I thought of Cocoa the dog. Is ignorance bliss?

Having found out I am highly unlikely to get on any more Clinical Trials as CT scans cannot measure the mass on my skin or in my lymphatic system because it isn’t in the form of a tumour, the doctors having practically said (not in so many words but my interpretation) that I could do with it spreading so that I have a measurable tumour.

Do I really want this cancer to spread to an organ so a tumour is formed making me eligible for a trial and giving me back my hope?

I can’t believe I am saying that out loud.

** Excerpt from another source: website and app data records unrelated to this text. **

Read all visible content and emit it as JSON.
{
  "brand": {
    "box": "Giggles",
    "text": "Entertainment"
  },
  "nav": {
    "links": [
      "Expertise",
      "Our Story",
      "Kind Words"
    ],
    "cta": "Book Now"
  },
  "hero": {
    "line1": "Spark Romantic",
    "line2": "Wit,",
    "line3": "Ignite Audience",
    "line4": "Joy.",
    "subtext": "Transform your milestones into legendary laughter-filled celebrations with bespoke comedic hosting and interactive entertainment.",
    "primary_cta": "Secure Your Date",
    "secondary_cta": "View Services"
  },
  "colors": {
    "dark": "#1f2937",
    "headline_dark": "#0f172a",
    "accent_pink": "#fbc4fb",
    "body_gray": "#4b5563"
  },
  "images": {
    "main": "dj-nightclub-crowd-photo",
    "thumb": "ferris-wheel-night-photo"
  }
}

It seems so ironic.

After reading many of my 2012 – 2014 blogs whilst in the midst of setting up my website, I noticed that although I ended each one positively, they were all filled with fear and I swore to myself then that the next blog written wouldn’t be.

But I can’t help feeling the fear and the fear-filled blogs are because I only write when something is worrying me.

I write to unburden, finding support and a huge boost knowing people have taken the time to comment and support me.

In this communication process of blogging I find that people are really interested in little, old, boring me. 

So I’ve bit the bullet and I’m trying desperately hard to fathom out Instagram posting short video clips of where I am and where I am up to, feeling a bit stupid but so pleased and completely shocked by the amount of comments that follow.

I have noticed that this gives me a huge lift reading comments of support and so my passion to help others continues.

Maybe this is my calling, another way of performing without the nerves of getting on a stage but helping others get through their own circumstances at the same time.

It’s a win-win situation that I’m more than happy to do so any advice is appreciated.

(I’ve been told I need to gain more followers but haven’t a clue how?)

(You can find Mel on Instagram by searching for  sassy_ibcer)

So I’ll try not to dwell as my friend Ann always says “There’s always something waiting for you round the corner and positivity is your key”.

Emotionally driven, my request has been accepted for all donations to go to my charity choice of raffle tickets, which we are currently selling in O’Neill’s Hair and Beauty with some fabulous prizes, and brochures on the evening of my daughters' Christmas Dance Show at The Parr Hall in Warrington for Felicia Burns on Friday 29th Nov, Saturday 30th Nov and Sunday 1st Dec. 

All proceeds will be going to The Inflammatory Breast Cancer UK Charity. 

Although I may need funding for my own personal treatment of Herceptin in the future I am thinking of the bigger picture and others dealing with the detrimental effects of IBC. 

This was more appropriate at this time I felt.

So readers, who won’t be there on the night, please feel free to pop into the Salon to purchase a raffle ticket at just £1 each.

So even when I get that sinking feeling that all hope is lost, I will dig deeper than I’ve ever done before and find my own form of hope. 

I will live my life in the present moment surrounding myself with joy when and wherever possible be it in vlogs, blogs, Stanley, watching my kids perform… the list goes on.

I just have to look hard enough and enjoy what I’m doing in my life at the moment and not look too far in the future because there lies my fear and I choose not to go there but concentrate on how full my life is right now.

Our blogger Melanie O'Neill has two children and was diagnosed with inflammatory breast cancer more than eight years ago.